Poker is a card game that involves betting in order to form the highest-ranking hand and win the pot at the end of each betting round. While luck will always play a role in poker, skill can greatly outweigh it in the long run. There are many things that can be done to improve your poker skills over time, including reading your opponents and understanding bet sizes.
When you have a weak hand, fold. If you have a strong one, bet into it. This will force your opponents out and increase the value of your hand.
At the beginning of a hand, each player has 2 cards facing down and is allowed to decide whether they want to open bet (put in more than the previous player) or check. Each subsequent player must either call the bet or raise it. A player may raise a maximum of three times per hand.
The flop is then dealt face up. There is another round of betting, starting with the player on the left of the dealer. In some games, the player may choose to discard and draw replacement cards if they are not happy with their hand.
A full house contains 3 matching cards of the same rank and 2 matching cards of another rank. A flush is 5 consecutive cards of the same suit. A straight is 5 cards that skip around in rank or sequence but are of the same suit.

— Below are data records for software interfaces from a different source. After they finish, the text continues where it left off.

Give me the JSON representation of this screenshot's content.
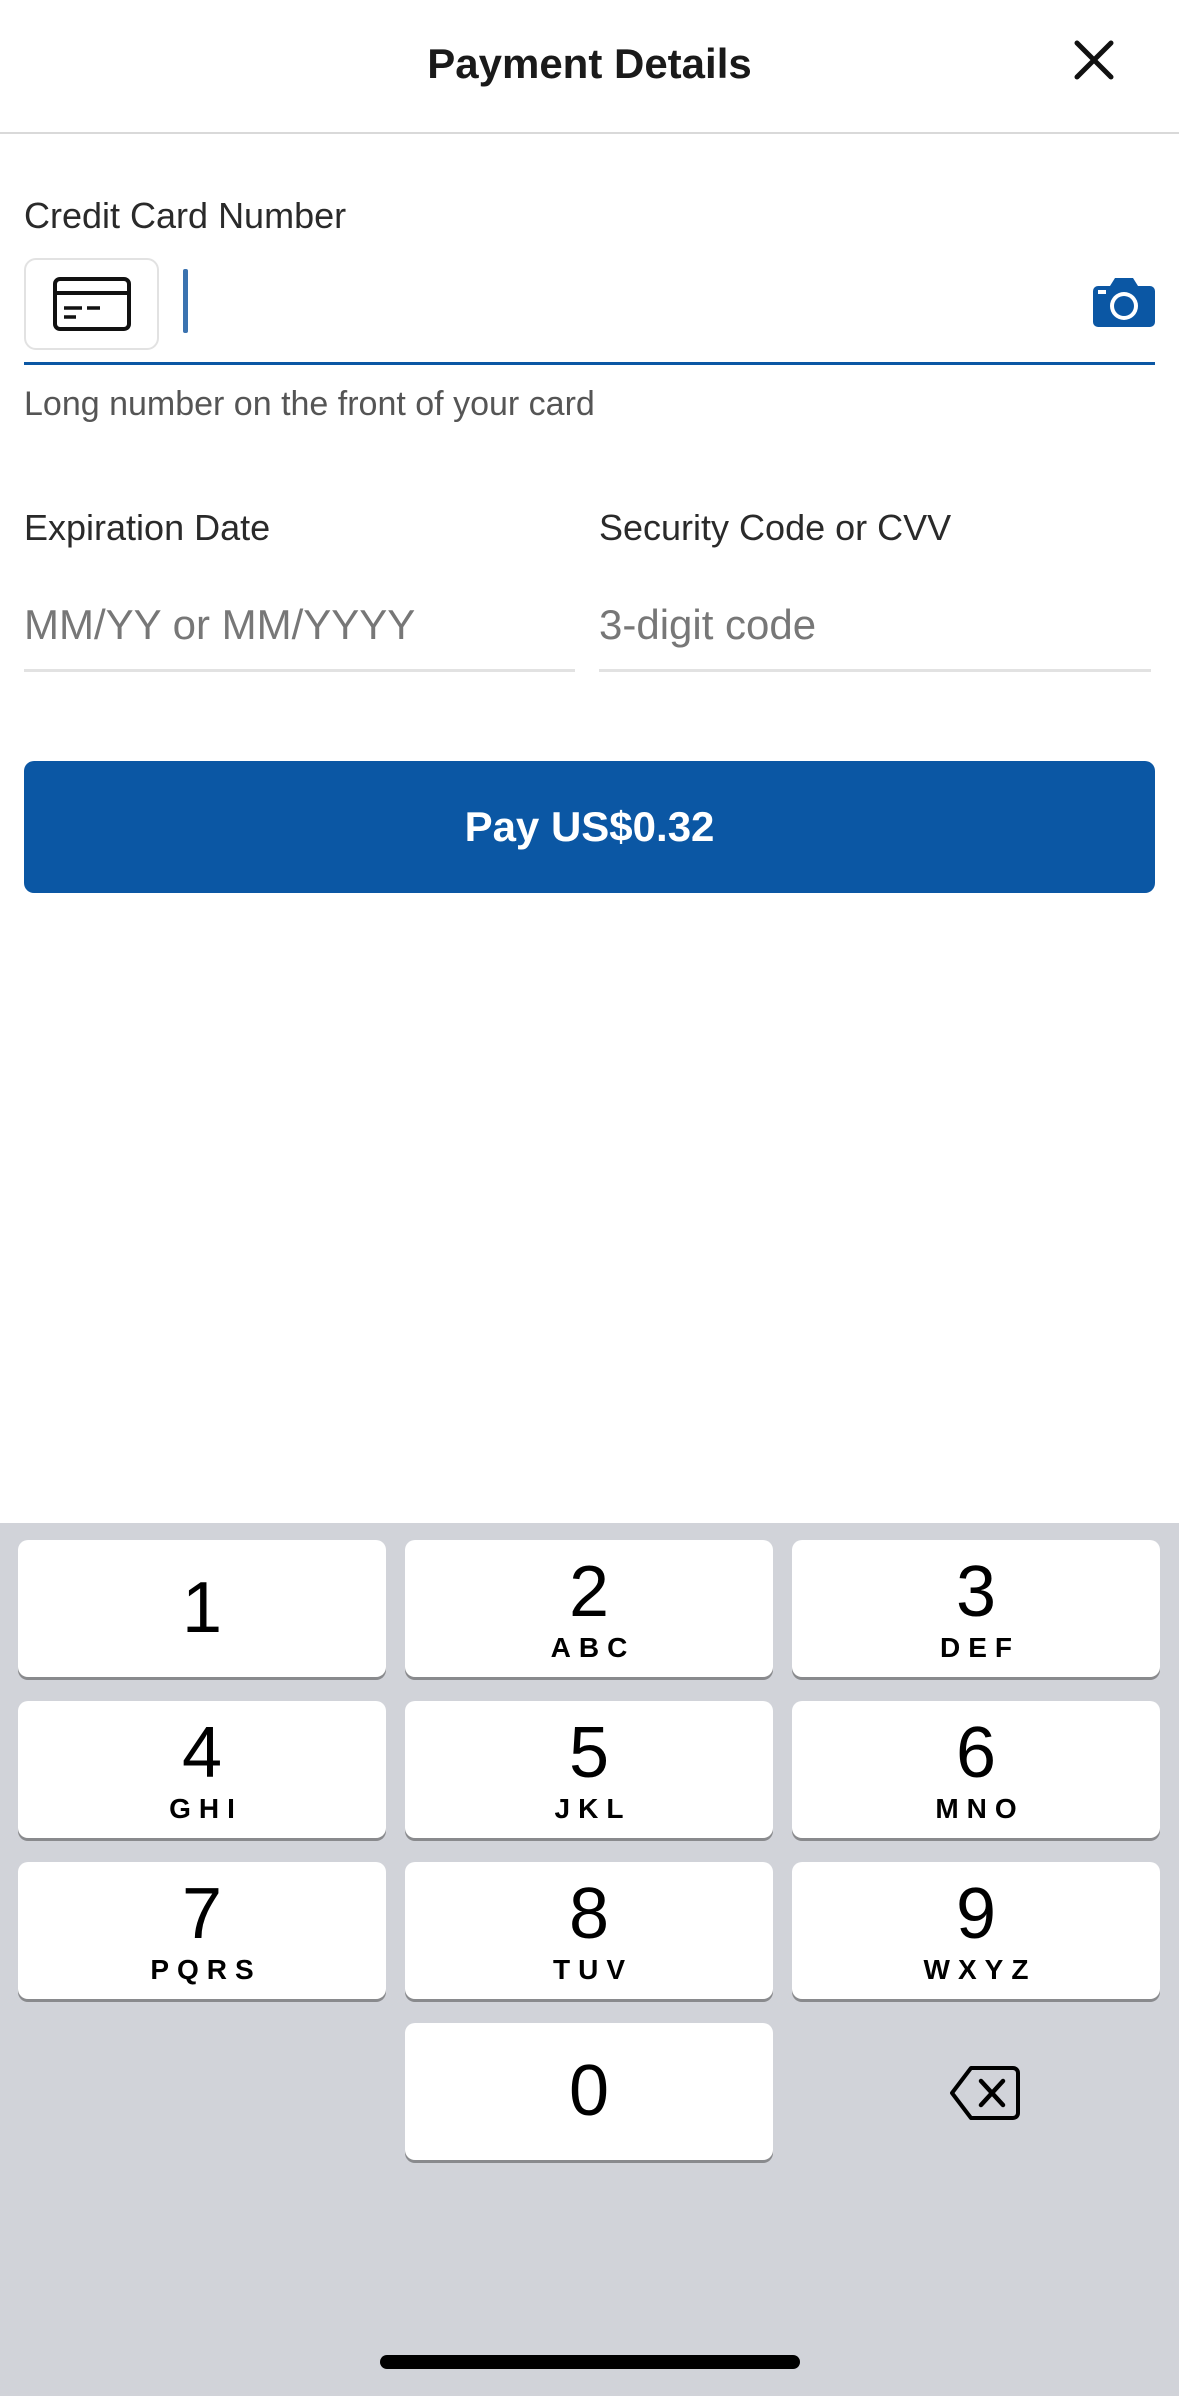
{
  "header": {
    "title": "Payment Details",
    "close_icon": "close-icon"
  },
  "card": {
    "label": "Credit Card Number",
    "value": "",
    "placeholder": "",
    "help": "Long number on the front of your card",
    "card_icon": "credit-card-icon",
    "camera_icon": "camera-icon"
  },
  "expiration": {
    "label": "Expiration Date",
    "placeholder": "MM/YY or MM/YYYY"
  },
  "cvv": {
    "label": "Security Code or CVV",
    "placeholder": "3-digit code"
  },
  "pay_button": {
    "label": "Pay US$0.32"
  },
  "keypad": {
    "keys": [
      {
        "digit": "1",
        "letters": ""
      },
      {
        "digit": "2",
        "letters": "ABC"
      },
      {
        "digit": "3",
        "letters": "DEF"
      },
      {
        "digit": "4",
        "letters": "GHI"
      },
      {
        "digit": "5",
        "letters": "JKL"
      },
      {
        "digit": "6",
        "letters": "MNO"
      },
      {
        "digit": "7",
        "letters": "PQRS"
      },
      {
        "digit": "8",
        "letters": "TUV"
      },
      {
        "digit": "9",
        "letters": "WXYZ"
      },
      {
        "digit": "0",
        "letters": ""
      }
    ],
    "backspace_icon": "backspace-icon"
  },
  "colors": {
    "accent": "#0b57a4",
    "keypad_bg": "#d1d3d9",
    "key_bg": "#ffffff"
  }
}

A pair is two matching cards of the same rank and a third unmatched card.